Locate the word "大道无形我有型" in the material, then show every line that holds it.

+++ Material for this exercise

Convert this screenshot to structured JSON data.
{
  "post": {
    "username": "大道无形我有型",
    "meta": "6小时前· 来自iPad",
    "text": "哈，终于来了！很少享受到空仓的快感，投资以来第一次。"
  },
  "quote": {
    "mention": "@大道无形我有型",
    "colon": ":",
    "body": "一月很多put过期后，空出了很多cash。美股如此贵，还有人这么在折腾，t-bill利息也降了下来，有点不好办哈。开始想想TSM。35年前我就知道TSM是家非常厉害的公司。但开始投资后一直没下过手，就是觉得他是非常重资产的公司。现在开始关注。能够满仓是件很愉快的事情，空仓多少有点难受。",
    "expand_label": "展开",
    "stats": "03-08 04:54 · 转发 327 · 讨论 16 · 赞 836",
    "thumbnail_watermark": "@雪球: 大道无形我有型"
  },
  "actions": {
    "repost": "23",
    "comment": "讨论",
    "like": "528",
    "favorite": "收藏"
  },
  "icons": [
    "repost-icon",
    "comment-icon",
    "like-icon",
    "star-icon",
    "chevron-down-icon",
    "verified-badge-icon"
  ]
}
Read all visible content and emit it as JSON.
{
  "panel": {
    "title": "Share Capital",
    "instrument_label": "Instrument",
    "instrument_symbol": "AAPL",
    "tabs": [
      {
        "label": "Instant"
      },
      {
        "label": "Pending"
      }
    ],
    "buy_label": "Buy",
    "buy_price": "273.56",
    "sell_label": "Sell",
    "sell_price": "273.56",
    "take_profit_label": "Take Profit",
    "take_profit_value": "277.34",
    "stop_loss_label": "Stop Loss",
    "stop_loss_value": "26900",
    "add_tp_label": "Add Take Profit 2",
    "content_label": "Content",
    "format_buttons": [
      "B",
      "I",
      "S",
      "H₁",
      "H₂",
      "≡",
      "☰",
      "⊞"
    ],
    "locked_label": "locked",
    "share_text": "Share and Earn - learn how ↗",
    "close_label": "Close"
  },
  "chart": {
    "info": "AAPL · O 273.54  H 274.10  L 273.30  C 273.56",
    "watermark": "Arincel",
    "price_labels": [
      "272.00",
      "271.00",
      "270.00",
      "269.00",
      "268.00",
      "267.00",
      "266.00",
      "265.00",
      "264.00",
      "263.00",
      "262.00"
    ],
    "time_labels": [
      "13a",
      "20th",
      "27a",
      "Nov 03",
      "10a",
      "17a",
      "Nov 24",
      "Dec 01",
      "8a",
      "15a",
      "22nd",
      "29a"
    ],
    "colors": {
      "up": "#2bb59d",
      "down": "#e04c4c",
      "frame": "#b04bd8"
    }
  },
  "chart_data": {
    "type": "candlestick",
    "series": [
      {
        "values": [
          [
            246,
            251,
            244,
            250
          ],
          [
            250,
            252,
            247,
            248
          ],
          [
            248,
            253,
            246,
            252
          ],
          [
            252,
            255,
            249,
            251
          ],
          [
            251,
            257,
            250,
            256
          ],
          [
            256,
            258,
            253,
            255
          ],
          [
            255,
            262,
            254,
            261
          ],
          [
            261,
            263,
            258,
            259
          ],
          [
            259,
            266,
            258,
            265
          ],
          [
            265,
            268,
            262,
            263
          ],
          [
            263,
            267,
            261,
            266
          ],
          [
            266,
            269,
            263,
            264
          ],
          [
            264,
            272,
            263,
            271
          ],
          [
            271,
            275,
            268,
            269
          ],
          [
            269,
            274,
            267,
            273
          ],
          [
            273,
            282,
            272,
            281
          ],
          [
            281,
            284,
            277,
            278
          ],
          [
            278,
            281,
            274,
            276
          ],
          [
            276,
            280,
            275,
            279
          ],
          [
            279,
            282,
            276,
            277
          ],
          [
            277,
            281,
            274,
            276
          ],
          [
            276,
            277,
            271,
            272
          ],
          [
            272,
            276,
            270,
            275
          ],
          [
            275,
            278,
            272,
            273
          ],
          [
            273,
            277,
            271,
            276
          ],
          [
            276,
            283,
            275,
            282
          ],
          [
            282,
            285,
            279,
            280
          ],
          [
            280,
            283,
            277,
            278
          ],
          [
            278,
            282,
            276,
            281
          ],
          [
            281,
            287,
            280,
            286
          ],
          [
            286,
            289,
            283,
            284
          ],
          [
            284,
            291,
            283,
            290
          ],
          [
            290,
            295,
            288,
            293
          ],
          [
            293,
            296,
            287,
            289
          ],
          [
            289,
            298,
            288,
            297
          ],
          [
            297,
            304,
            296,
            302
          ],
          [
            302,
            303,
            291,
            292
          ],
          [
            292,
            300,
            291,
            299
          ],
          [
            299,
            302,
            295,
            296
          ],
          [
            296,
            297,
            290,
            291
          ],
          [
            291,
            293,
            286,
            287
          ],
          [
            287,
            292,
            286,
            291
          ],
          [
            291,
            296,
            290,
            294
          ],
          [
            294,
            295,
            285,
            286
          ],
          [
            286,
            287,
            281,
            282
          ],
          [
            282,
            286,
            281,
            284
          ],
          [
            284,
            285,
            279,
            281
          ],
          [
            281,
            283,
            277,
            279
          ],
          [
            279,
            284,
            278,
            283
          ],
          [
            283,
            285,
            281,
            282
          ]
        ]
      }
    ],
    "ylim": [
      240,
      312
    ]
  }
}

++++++

## Problem solution
    "username": "大道无形我有型",
    "mention": "@大道无形我有型",
    "thumbnail_watermark": "@雪球: 大道无形我有型"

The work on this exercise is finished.